Task directions →
Only the text belongs in the copy: retype each record exactly as it appears.

******************************

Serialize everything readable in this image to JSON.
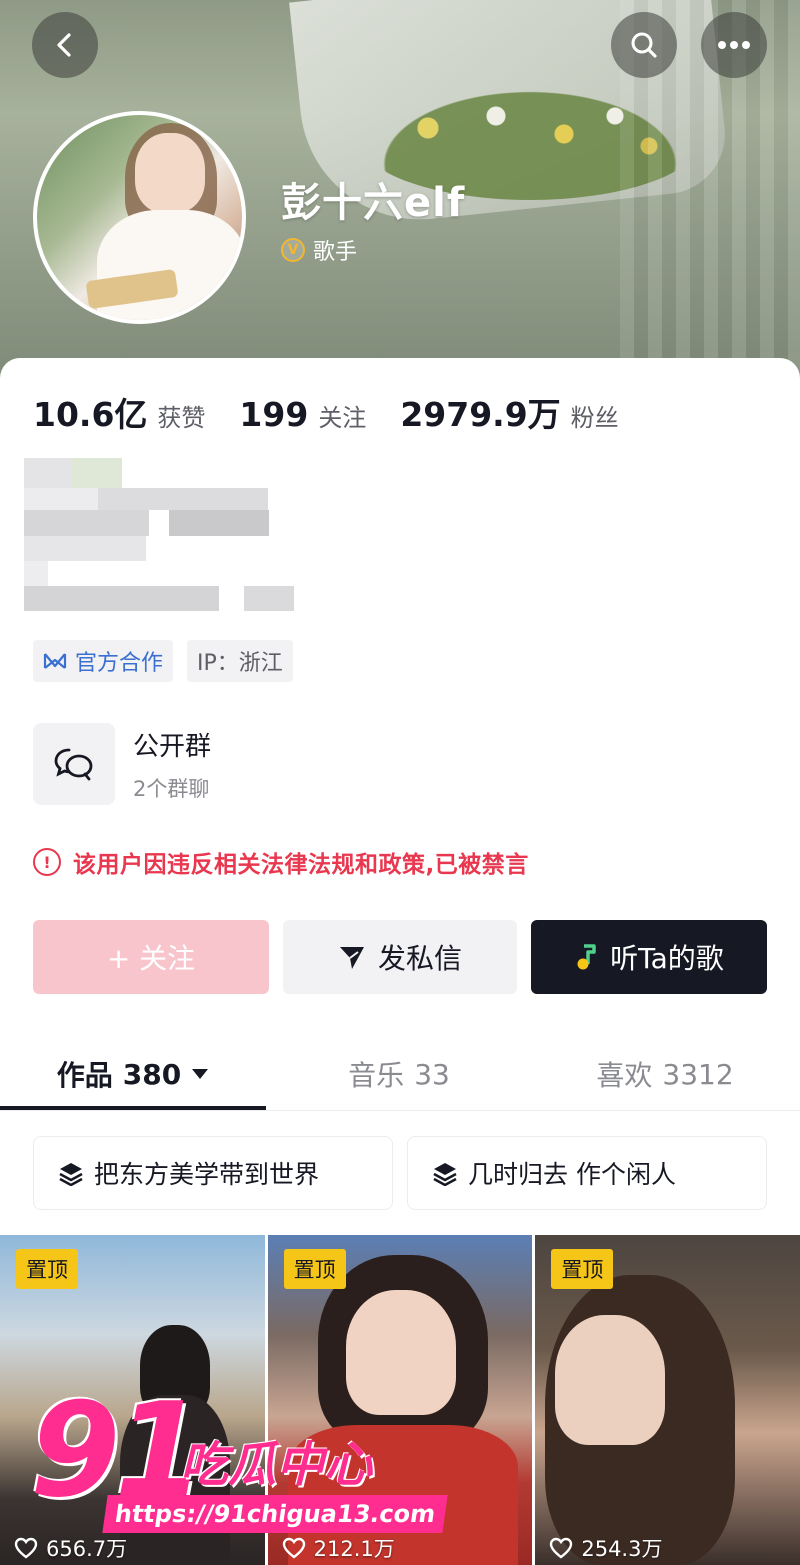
{
  "header": {
    "nickname": "彭十六elf",
    "verify_badge": "V",
    "verify_label": "歌手",
    "icons": {
      "back": "back-arrow-icon",
      "search": "search-icon",
      "more": "more-dots-icon"
    }
  },
  "stats": {
    "likes_value": "10.6亿",
    "likes_label": "获赞",
    "following_value": "199",
    "following_label": "关注",
    "followers_value": "2979.9万",
    "followers_label": "粉丝"
  },
  "tags": {
    "official": "官方合作",
    "ip": "IP：浙江"
  },
  "group": {
    "title": "公开群",
    "subtitle": "2个群聊"
  },
  "notice": {
    "icon": "!",
    "text": "该用户因违反相关法律法规和政策,已被禁言"
  },
  "actions": {
    "follow": "+ 关注",
    "message": "发私信",
    "listen": "听Ta的歌"
  },
  "tabs": [
    {
      "label": "作品",
      "count": "380"
    },
    {
      "label": "音乐",
      "count": "33"
    },
    {
      "label": "喜欢",
      "count": "3312"
    }
  ],
  "collections": [
    {
      "label": "把东方美学带到世界"
    },
    {
      "label": "几时归去 作个闲人"
    }
  ],
  "videos": [
    {
      "pin": "置顶",
      "likes": "656.7万"
    },
    {
      "pin": "置顶",
      "likes": "212.1万"
    },
    {
      "pin": "置顶",
      "likes": "254.3万"
    }
  ],
  "watermark": {
    "number": "91",
    "name": "吃瓜中心",
    "url": "https://91chigua13.com"
  },
  "colors": {
    "danger": "#e8374e",
    "follow_disabled": "#f8c5cd",
    "dark_button": "#161823",
    "pin_badge": "#f5c518",
    "official_blue": "#3b6fd1",
    "watermark_pink": "#ff2d8f"
  }
}
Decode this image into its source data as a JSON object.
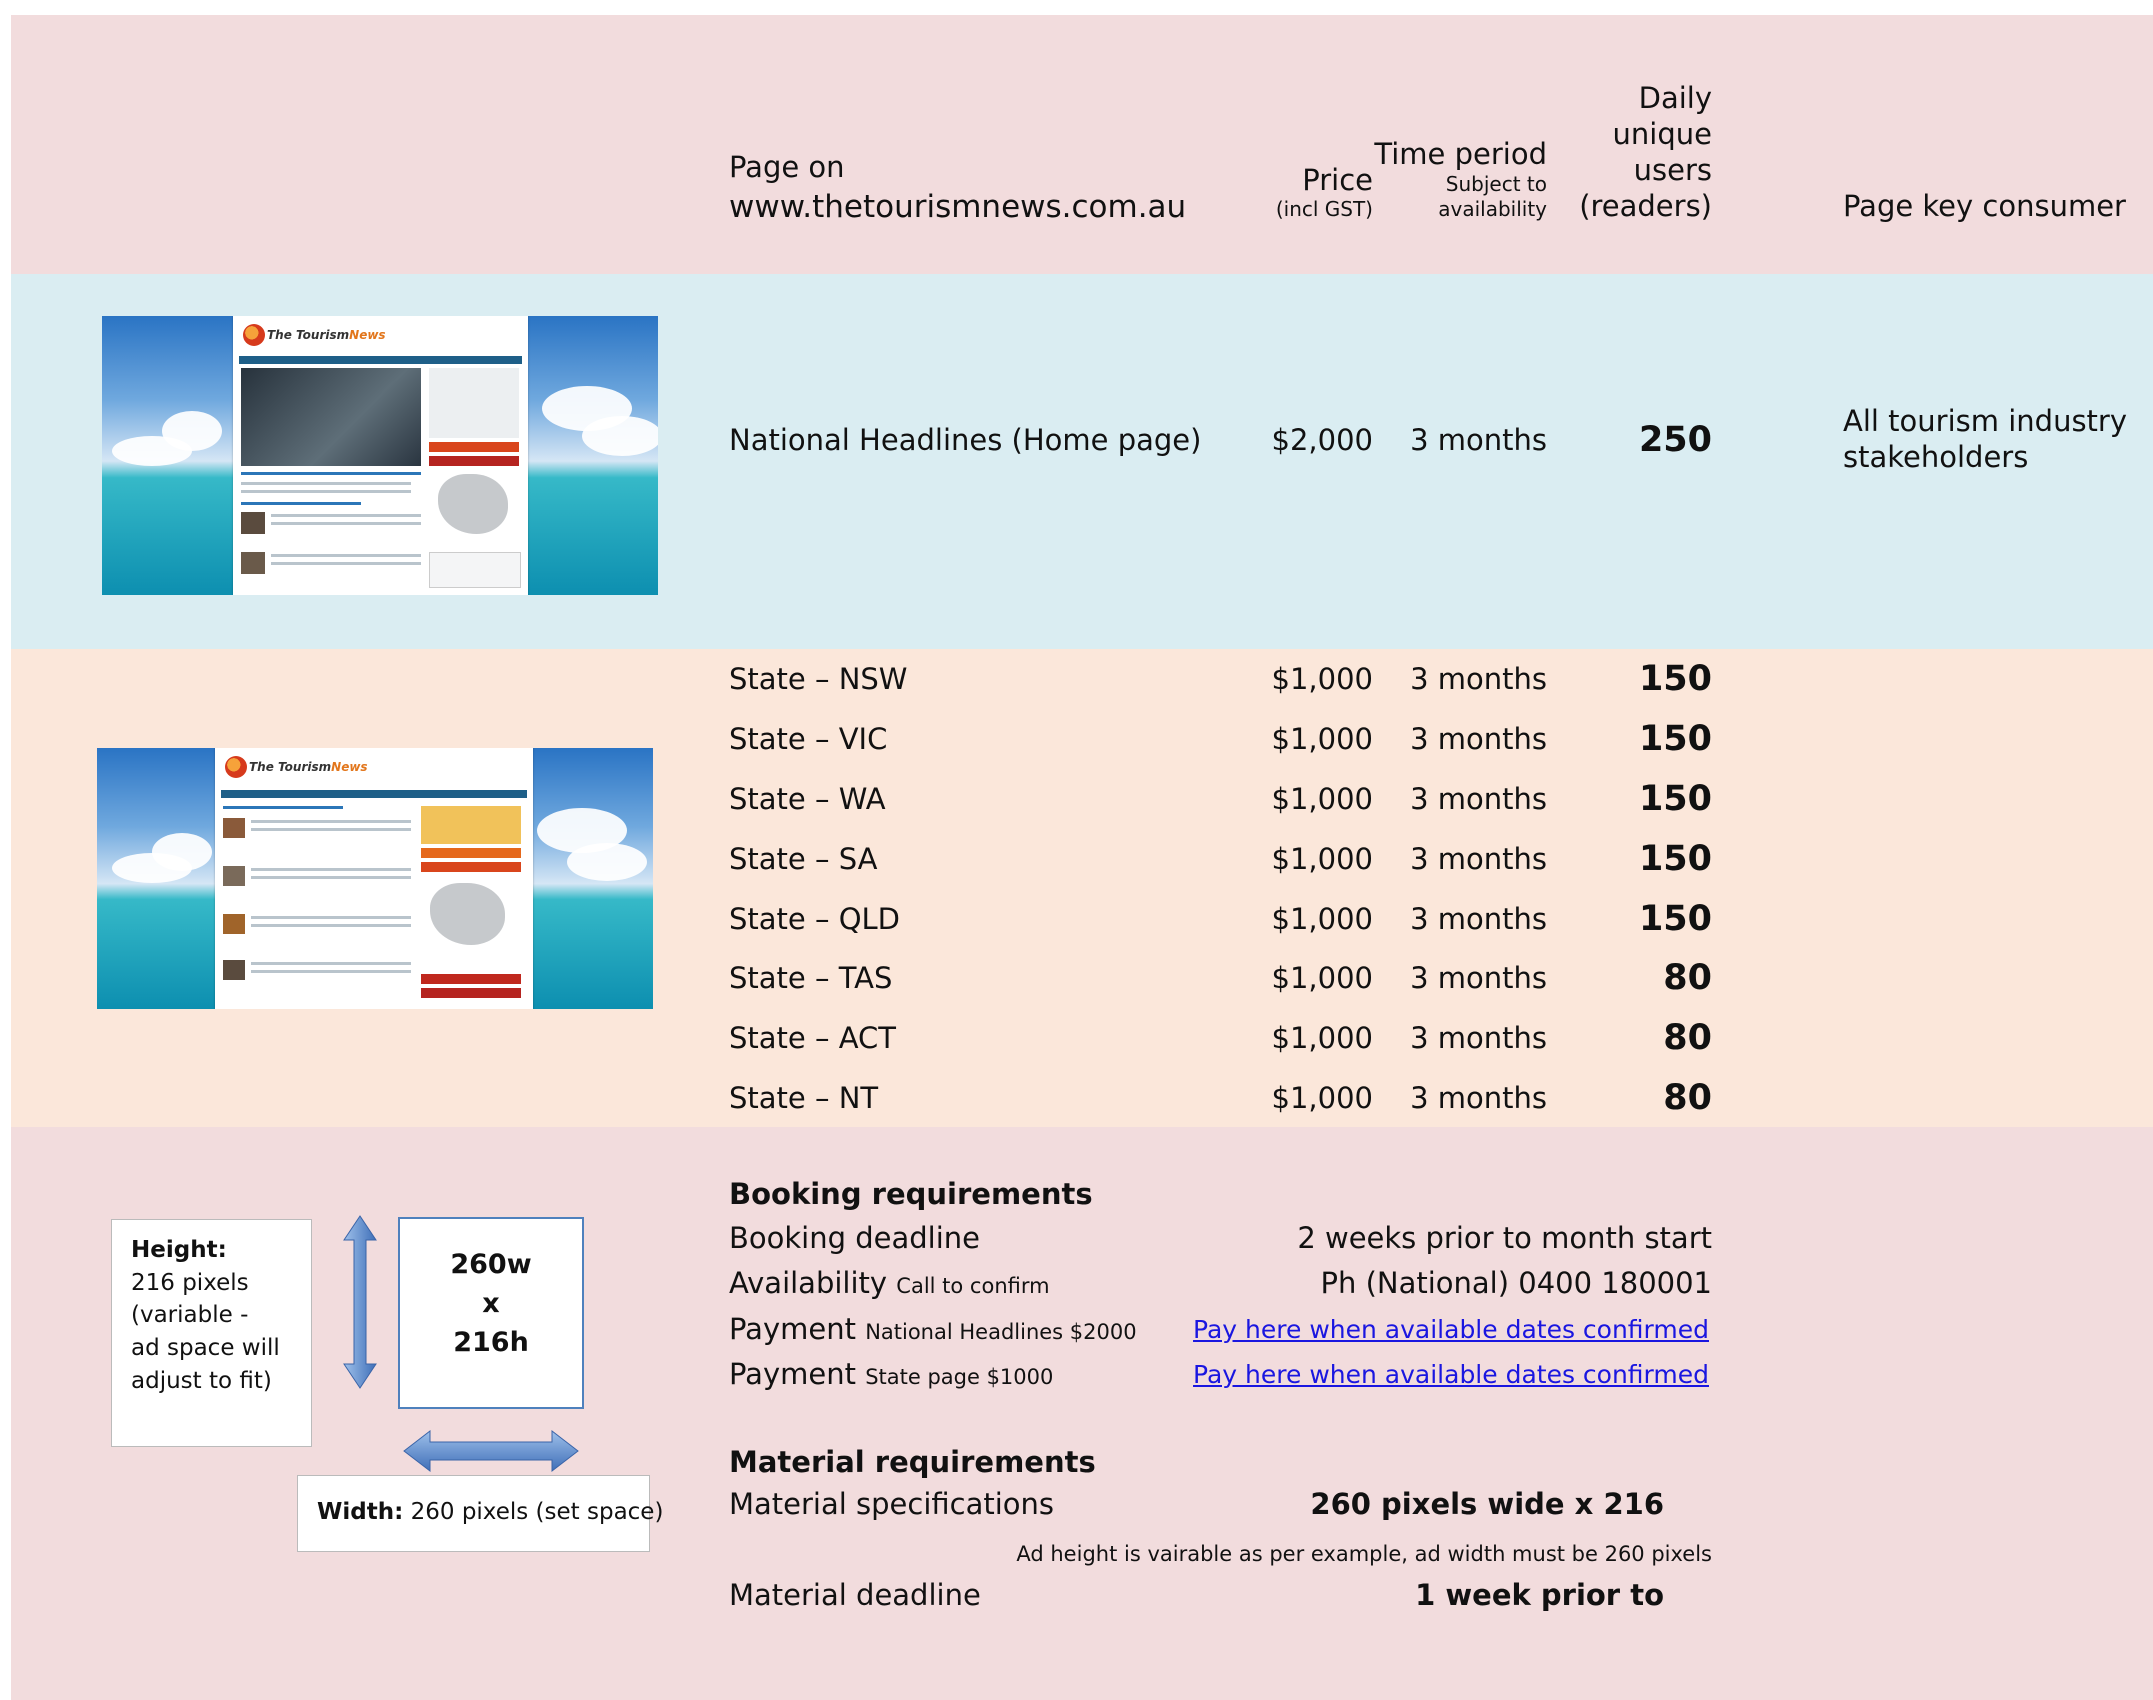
{
  "header": {
    "page_on": "Page on",
    "site": "www.thetourismnews.com.au",
    "price": "Price",
    "price_note": "(incl GST)",
    "time_period": "Time period",
    "time_note_1": "Subject to",
    "time_note_2": "availability",
    "users_1": "Daily",
    "users_2": "unique",
    "users_3": "users",
    "users_4": "(readers)",
    "consumer": "Page key consumer"
  },
  "national": {
    "page": "National Headlines (Home page)",
    "price": "$2,000",
    "period": "3 months",
    "users": "250",
    "consumer_1": "All tourism industry",
    "consumer_2": "stakeholders"
  },
  "states": [
    {
      "page": "State – NSW",
      "price": "$1,000",
      "period": "3 months",
      "users": "150"
    },
    {
      "page": "State – VIC",
      "price": "$1,000",
      "period": "3 months",
      "users": "150"
    },
    {
      "page": "State – WA",
      "price": "$1,000",
      "period": "3 months",
      "users": "150"
    },
    {
      "page": "State – SA",
      "price": "$1,000",
      "period": "3 months",
      "users": "150"
    },
    {
      "page": "State – QLD",
      "price": "$1,000",
      "period": "3 months",
      "users": "150"
    },
    {
      "page": "State – TAS",
      "price": "$1,000",
      "period": "3 months",
      "users": "80"
    },
    {
      "page": "State – ACT",
      "price": "$1,000",
      "period": "3 months",
      "users": "80"
    },
    {
      "page": "State – NT",
      "price": "$1,000",
      "period": "3 months",
      "users": "80"
    }
  ],
  "thumbnails": {
    "logo_text": "The Tourism",
    "logo_accent": "News"
  },
  "booking": {
    "title": "Booking requirements",
    "deadline_label": "Booking deadline",
    "deadline_value": "2 weeks prior to month start",
    "availability_label": "Availability",
    "availability_note": "Call to confirm",
    "availability_value": "Ph (National) 0400 180001",
    "payment_label": "Payment",
    "payment1_note": "National Headlines $2000",
    "payment1_link": "Pay here when available dates confirmed",
    "payment2_note": "State page $1000",
    "payment2_link": "Pay here when available dates confirmed"
  },
  "material": {
    "title": "Material requirements",
    "spec_label": "Material specifications",
    "spec_value": "260 pixels wide x 216",
    "note": "Ad height is vairable as per example, ad width must be 260 pixels",
    "deadline_label": "Material deadline",
    "deadline_value": "1 week prior to"
  },
  "diagram": {
    "height_label": "Height:",
    "height_text_1": "216 pixels",
    "height_text_2": "(variable -",
    "height_text_3": "ad space will",
    "height_text_4": "adjust to fit)",
    "ad_w": "260w",
    "ad_x": "x",
    "ad_h": "216h",
    "width_label": "Width:",
    "width_text": "260 pixels (set space)"
  },
  "colors": {
    "header_band": "#f2dcdd",
    "national_band": "#daedf2",
    "state_band": "#fbe7da",
    "link": "#1a16e0",
    "arrow": "#4f81bd"
  }
}
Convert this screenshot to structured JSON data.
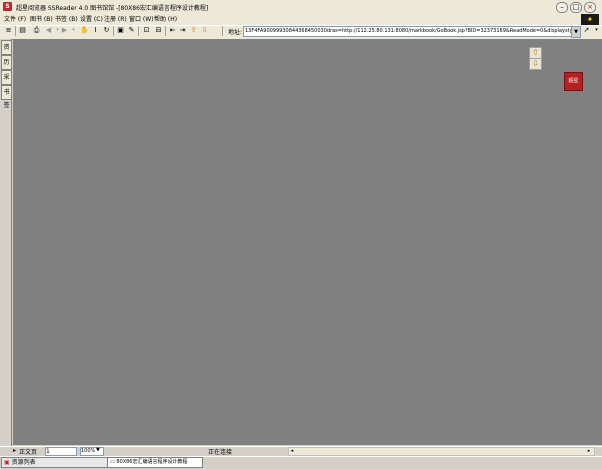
{
  "window": {
    "title": "超星阅览器 SSReader 4.0 图书馆馆 -[80X86宏汇编语言程序设计教程]",
    "minimize": "–",
    "maximize": "□",
    "close": "×"
  },
  "menu": {
    "items": [
      "文件 (F)",
      "图书 (B)",
      "书签 (B)",
      "设置 (C)",
      "注册 (R)",
      "窗口 (W)",
      "帮助 (H)"
    ]
  },
  "toolbar": {
    "address_label": "地址:",
    "address_value": "13F4FA90099930844368450030dras=http://112.25.80.131:8080/markbook/GoBook.jsp?BID=32373169&ReadMode=0&displaystyle=0"
  },
  "sidebar": {
    "tabs": [
      "资源",
      "历史",
      "采集",
      "书签"
    ]
  },
  "viewer": {
    "logo_text": "超星"
  },
  "statusbar": {
    "page_mode": "正文页",
    "page_number": "1",
    "zoom": "100%",
    "status": "正在连接"
  },
  "taskbar": {
    "recent": "资源列表",
    "book": "80X86宏汇编语言程序设计教程"
  }
}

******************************

Answer to this exercise →
Serialize everything readable in this image to JSON.
{
  "header": {
    "nickname": "彭十六elf",
    "verify_badge": "V",
    "verify_label": "歌手",
    "icons": {
      "back": "back-arrow-icon",
      "search": "search-icon",
      "more": "more-dots-icon"
    }
  },
  "stats": {
    "likes_value": "10.6亿",
    "likes_label": "获赞",
    "following_value": "199",
    "following_label": "关注",
    "followers_value": "2979.9万",
    "followers_label": "粉丝"
  },
  "tags": {
    "official": "官方合作",
    "ip": "IP：浙江"
  },
  "group": {
    "title": "公开群",
    "subtitle": "2个群聊"
  },
  "notice": {
    "icon": "!",
    "text": "该用户因违反相关法律法规和政策,已被禁言"
  },
  "actions": {
    "follow": "+ 关注",
    "message": "发私信",
    "listen": "听Ta的歌"
  },
  "tabs": [
    {
      "label": "作品",
      "count": "380"
    },
    {
      "label": "音乐",
      "count": "33"
    },
    {
      "label": "喜欢",
      "count": "3312"
    }
  ],
  "collections": [
    {
      "label": "把东方美学带到世界"
    },
    {
      "label": "几时归去 作个闲人"
    }
  ],
  "videos": [
    {
      "pin": "置顶",
      "likes": "656.7万"
    },
    {
      "pin": "置顶",
      "likes": "212.1万"
    },
    {
      "pin": "置顶",
      "likes": "254.3万"
    }
  ],
  "watermark": {
    "number": "91",
    "name": "吃瓜中心",
    "url": "https://91chigua13.com"
  },
  "colors": {
    "danger": "#e8374e",
    "follow_disabled": "#f8c5cd",
    "dark_button": "#161823",
    "pin_badge": "#f5c518",
    "official_blue": "#3b6fd1",
    "watermark_pink": "#ff2d8f"
  }
}
Decode this image into its source data as a JSON object.
{
  "header": {
    "page_on": "Page on",
    "site": "www.thetourismnews.com.au",
    "price": "Price",
    "price_note": "(incl GST)",
    "time_period": "Time period",
    "time_note_1": "Subject to",
    "time_note_2": "availability",
    "users_1": "Daily",
    "users_2": "unique",
    "users_3": "users",
    "users_4": "(readers)",
    "consumer": "Page key consumer"
  },
  "national": {
    "page": "National Headlines (Home page)",
    "price": "$2,000",
    "period": "3 months",
    "users": "250",
    "consumer_1": "All tourism industry",
    "consumer_2": "stakeholders"
  },
  "states": [
    {
      "page": "State – NSW",
      "price": "$1,000",
      "period": "3 months",
      "users": "150"
    },
    {
      "page": "State – VIC",
      "price": "$1,000",
      "period": "3 months",
      "users": "150"
    },
    {
      "page": "State – WA",
      "price": "$1,000",
      "period": "3 months",
      "users": "150"
    },
    {
      "page": "State – SA",
      "price": "$1,000",
      "period": "3 months",
      "users": "150"
    },
    {
      "page": "State – QLD",
      "price": "$1,000",
      "period": "3 months",
      "users": "150"
    },
    {
      "page": "State – TAS",
      "price": "$1,000",
      "period": "3 months",
      "users": "80"
    },
    {
      "page": "State – ACT",
      "price": "$1,000",
      "period": "3 months",
      "users": "80"
    },
    {
      "page": "State – NT",
      "price": "$1,000",
      "period": "3 months",
      "users": "80"
    }
  ],
  "thumbnails": {
    "logo_text": "The Tourism",
    "logo_accent": "News"
  },
  "booking": {
    "title": "Booking requirements",
    "deadline_label": "Booking deadline",
    "deadline_value": "2 weeks prior to month start",
    "availability_label": "Availability",
    "availability_note": "Call to confirm",
    "availability_value": "Ph (National) 0400 180001",
    "payment_label": "Payment",
    "payment1_note": "National Headlines $2000",
    "payment1_link": "Pay here when available dates confirmed",
    "payment2_note": "State page $1000",
    "payment2_link": "Pay here when available dates confirmed"
  },
  "material": {
    "title": "Material requirements",
    "spec_label": "Material specifications",
    "spec_value": "260 pixels wide x 216",
    "note": "Ad height is vairable as per example, ad width must be 260 pixels",
    "deadline_label": "Material deadline",
    "deadline_value": "1 week prior to"
  },
  "diagram": {
    "height_label": "Height:",
    "height_text_1": "216 pixels",
    "height_text_2": "(variable -",
    "height_text_3": "ad space will",
    "height_text_4": "adjust to fit)",
    "ad_w": "260w",
    "ad_x": "x",
    "ad_h": "216h",
    "width_label": "Width:",
    "width_text": "260 pixels (set space)"
  },
  "colors": {
    "header_band": "#f2dcdd",
    "national_band": "#daedf2",
    "state_band": "#fbe7da",
    "link": "#1a16e0",
    "arrow": "#4f81bd"
  }
}
Convert this screenshot to structured JSON data.
{
  "window": {
    "title": "超星阅览器 SSReader 4.0 图书馆馆 -[80X86宏汇编语言程序设计教程]",
    "minimize": "–",
    "maximize": "□",
    "close": "×"
  },
  "menu": {
    "items": [
      "文件 (F)",
      "图书 (B)",
      "书签 (B)",
      "设置 (C)",
      "注册 (R)",
      "窗口 (W)",
      "帮助 (H)"
    ]
  },
  "toolbar": {
    "address_label": "地址:",
    "address_value": "13F4FA90099930844368450030dras=http://112.25.80.131:8080/markbook/GoBook.jsp?BID=32373169&ReadMode=0&displaystyle=0"
  },
  "sidebar": {
    "tabs": [
      "资源",
      "历史",
      "采集",
      "书签"
    ]
  },
  "viewer": {
    "logo_text": "超星"
  },
  "statusbar": {
    "page_mode": "正文页",
    "page_number": "1",
    "zoom": "100%",
    "status": "正在连接"
  },
  "taskbar": {
    "recent": "资源列表",
    "book": "80X86宏汇编语言程序设计教程"
  }
}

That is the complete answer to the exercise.